● **Records excerpted from a collection**:
[Start of Attachment]
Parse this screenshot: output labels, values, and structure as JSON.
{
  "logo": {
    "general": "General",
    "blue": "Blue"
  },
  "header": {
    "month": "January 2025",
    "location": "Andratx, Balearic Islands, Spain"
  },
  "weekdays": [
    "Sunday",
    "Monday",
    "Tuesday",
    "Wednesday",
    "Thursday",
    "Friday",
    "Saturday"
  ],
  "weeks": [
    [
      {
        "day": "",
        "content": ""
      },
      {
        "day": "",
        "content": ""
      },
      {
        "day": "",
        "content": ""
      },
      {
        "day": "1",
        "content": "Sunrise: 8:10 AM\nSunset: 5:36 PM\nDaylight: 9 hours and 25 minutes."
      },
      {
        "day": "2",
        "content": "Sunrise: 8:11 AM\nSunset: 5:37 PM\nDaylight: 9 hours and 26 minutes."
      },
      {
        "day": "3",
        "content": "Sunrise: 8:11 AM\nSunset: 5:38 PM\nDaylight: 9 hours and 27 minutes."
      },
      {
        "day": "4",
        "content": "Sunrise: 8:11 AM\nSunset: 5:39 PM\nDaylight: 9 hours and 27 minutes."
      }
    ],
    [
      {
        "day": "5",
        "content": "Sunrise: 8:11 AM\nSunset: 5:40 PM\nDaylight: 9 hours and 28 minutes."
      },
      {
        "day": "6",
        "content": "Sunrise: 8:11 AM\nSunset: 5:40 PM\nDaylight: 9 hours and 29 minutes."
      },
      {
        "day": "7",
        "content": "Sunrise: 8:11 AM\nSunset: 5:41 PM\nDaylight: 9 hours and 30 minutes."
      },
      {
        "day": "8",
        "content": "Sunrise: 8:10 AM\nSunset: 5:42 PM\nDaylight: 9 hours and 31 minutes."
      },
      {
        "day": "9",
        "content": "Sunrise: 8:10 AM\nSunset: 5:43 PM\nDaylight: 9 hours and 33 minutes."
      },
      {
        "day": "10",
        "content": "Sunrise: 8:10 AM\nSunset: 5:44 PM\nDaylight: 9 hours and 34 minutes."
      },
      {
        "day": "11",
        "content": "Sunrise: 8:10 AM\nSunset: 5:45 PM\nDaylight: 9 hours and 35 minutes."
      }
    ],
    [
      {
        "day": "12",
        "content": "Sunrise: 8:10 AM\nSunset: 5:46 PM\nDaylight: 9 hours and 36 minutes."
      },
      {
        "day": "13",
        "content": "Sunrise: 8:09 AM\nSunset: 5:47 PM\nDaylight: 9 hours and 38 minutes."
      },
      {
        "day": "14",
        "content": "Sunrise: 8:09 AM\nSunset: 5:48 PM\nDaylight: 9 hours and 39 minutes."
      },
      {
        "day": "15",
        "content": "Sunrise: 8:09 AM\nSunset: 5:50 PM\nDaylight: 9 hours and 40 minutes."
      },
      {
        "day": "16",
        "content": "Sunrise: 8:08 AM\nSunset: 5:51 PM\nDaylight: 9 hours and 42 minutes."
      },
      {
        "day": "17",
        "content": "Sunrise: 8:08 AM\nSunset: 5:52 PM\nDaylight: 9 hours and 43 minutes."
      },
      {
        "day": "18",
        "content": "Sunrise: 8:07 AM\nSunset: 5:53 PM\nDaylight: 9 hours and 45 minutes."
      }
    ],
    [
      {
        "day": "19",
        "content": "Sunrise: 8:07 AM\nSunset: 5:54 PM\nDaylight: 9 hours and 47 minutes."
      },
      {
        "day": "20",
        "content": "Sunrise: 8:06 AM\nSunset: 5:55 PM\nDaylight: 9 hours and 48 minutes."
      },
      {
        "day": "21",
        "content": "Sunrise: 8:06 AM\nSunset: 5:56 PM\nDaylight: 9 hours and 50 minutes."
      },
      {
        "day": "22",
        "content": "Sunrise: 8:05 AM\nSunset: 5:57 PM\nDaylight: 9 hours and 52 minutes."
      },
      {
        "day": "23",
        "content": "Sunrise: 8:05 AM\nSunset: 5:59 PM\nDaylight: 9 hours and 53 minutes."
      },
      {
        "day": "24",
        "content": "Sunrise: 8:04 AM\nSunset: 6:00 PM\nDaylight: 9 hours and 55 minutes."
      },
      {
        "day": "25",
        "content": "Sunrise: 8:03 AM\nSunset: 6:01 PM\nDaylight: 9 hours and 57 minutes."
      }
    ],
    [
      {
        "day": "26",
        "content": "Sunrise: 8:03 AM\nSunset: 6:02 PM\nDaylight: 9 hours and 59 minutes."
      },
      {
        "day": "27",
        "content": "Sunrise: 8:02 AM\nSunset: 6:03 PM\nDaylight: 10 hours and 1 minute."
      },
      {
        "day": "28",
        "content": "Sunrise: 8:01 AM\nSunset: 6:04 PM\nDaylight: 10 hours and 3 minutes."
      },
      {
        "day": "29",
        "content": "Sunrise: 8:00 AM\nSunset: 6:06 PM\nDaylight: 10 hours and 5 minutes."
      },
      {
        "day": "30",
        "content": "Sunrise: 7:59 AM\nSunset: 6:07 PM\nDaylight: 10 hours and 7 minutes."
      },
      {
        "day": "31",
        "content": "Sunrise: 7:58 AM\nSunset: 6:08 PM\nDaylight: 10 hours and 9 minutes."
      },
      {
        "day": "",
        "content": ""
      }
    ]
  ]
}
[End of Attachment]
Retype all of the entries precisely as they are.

● **ANSWER TO THE PROBLEM**:
Parse this screenshot: output labels, values, and structure as JSON.
{
  "logo": {
    "general": "General",
    "blue": "Blue"
  },
  "header": {
    "month": "January 2025",
    "location": "Andratx, Balearic Islands, Spain"
  },
  "weekdays": [
    "Sunday",
    "Monday",
    "Tuesday",
    "Wednesday",
    "Thursday",
    "Friday",
    "Saturday"
  ],
  "weeks": [
    [
      {
        "day": "",
        "content": ""
      },
      {
        "day": "",
        "content": ""
      },
      {
        "day": "",
        "content": ""
      },
      {
        "day": "1",
        "content": "Sunrise: 8:10 AM\nSunset: 5:36 PM\nDaylight: 9 hours and 25 minutes."
      },
      {
        "day": "2",
        "content": "Sunrise: 8:11 AM\nSunset: 5:37 PM\nDaylight: 9 hours and 26 minutes."
      },
      {
        "day": "3",
        "content": "Sunrise: 8:11 AM\nSunset: 5:38 PM\nDaylight: 9 hours and 27 minutes."
      },
      {
        "day": "4",
        "content": "Sunrise: 8:11 AM\nSunset: 5:39 PM\nDaylight: 9 hours and 27 minutes."
      }
    ],
    [
      {
        "day": "5",
        "content": "Sunrise: 8:11 AM\nSunset: 5:40 PM\nDaylight: 9 hours and 28 minutes."
      },
      {
        "day": "6",
        "content": "Sunrise: 8:11 AM\nSunset: 5:40 PM\nDaylight: 9 hours and 29 minutes."
      },
      {
        "day": "7",
        "content": "Sunrise: 8:11 AM\nSunset: 5:41 PM\nDaylight: 9 hours and 30 minutes."
      },
      {
        "day": "8",
        "content": "Sunrise: 8:10 AM\nSunset: 5:42 PM\nDaylight: 9 hours and 31 minutes."
      },
      {
        "day": "9",
        "content": "Sunrise: 8:10 AM\nSunset: 5:43 PM\nDaylight: 9 hours and 33 minutes."
      },
      {
        "day": "10",
        "content": "Sunrise: 8:10 AM\nSunset: 5:44 PM\nDaylight: 9 hours and 34 minutes."
      },
      {
        "day": "11",
        "content": "Sunrise: 8:10 AM\nSunset: 5:45 PM\nDaylight: 9 hours and 35 minutes."
      }
    ],
    [
      {
        "day": "12",
        "content": "Sunrise: 8:10 AM\nSunset: 5:46 PM\nDaylight: 9 hours and 36 minutes."
      },
      {
        "day": "13",
        "content": "Sunrise: 8:09 AM\nSunset: 5:47 PM\nDaylight: 9 hours and 38 minutes."
      },
      {
        "day": "14",
        "content": "Sunrise: 8:09 AM\nSunset: 5:48 PM\nDaylight: 9 hours and 39 minutes."
      },
      {
        "day": "15",
        "content": "Sunrise: 8:09 AM\nSunset: 5:50 PM\nDaylight: 9 hours and 40 minutes."
      },
      {
        "day": "16",
        "content": "Sunrise: 8:08 AM\nSunset: 5:51 PM\nDaylight: 9 hours and 42 minutes."
      },
      {
        "day": "17",
        "content": "Sunrise: 8:08 AM\nSunset: 5:52 PM\nDaylight: 9 hours and 43 minutes."
      },
      {
        "day": "18",
        "content": "Sunrise: 8:07 AM\nSunset: 5:53 PM\nDaylight: 9 hours and 45 minutes."
      }
    ],
    [
      {
        "day": "19",
        "content": "Sunrise: 8:07 AM\nSunset: 5:54 PM\nDaylight: 9 hours and 47 minutes."
      },
      {
        "day": "20",
        "content": "Sunrise: 8:06 AM\nSunset: 5:55 PM\nDaylight: 9 hours and 48 minutes."
      },
      {
        "day": "21",
        "content": "Sunrise: 8:06 AM\nSunset: 5:56 PM\nDaylight: 9 hours and 50 minutes."
      },
      {
        "day": "22",
        "content": "Sunrise: 8:05 AM\nSunset: 5:57 PM\nDaylight: 9 hours and 52 minutes."
      },
      {
        "day": "23",
        "content": "Sunrise: 8:05 AM\nSunset: 5:59 PM\nDaylight: 9 hours and 53 minutes."
      },
      {
        "day": "24",
        "content": "Sunrise: 8:04 AM\nSunset: 6:00 PM\nDaylight: 9 hours and 55 minutes."
      },
      {
        "day": "25",
        "content": "Sunrise: 8:03 AM\nSunset: 6:01 PM\nDaylight: 9 hours and 57 minutes."
      }
    ],
    [
      {
        "day": "26",
        "content": "Sunrise: 8:03 AM\nSunset: 6:02 PM\nDaylight: 9 hours and 59 minutes."
      },
      {
        "day": "27",
        "content": "Sunrise: 8:02 AM\nSunset: 6:03 PM\nDaylight: 10 hours and 1 minute."
      },
      {
        "day": "28",
        "content": "Sunrise: 8:01 AM\nSunset: 6:04 PM\nDaylight: 10 hours and 3 minutes."
      },
      {
        "day": "29",
        "content": "Sunrise: 8:00 AM\nSunset: 6:06 PM\nDaylight: 10 hours and 5 minutes."
      },
      {
        "day": "30",
        "content": "Sunrise: 7:59 AM\nSunset: 6:07 PM\nDaylight: 10 hours and 7 minutes."
      },
      {
        "day": "31",
        "content": "Sunrise: 7:58 AM\nSunset: 6:08 PM\nDaylight: 10 hours and 9 minutes."
      },
      {
        "day": "",
        "content": ""
      }
    ]
  ]
}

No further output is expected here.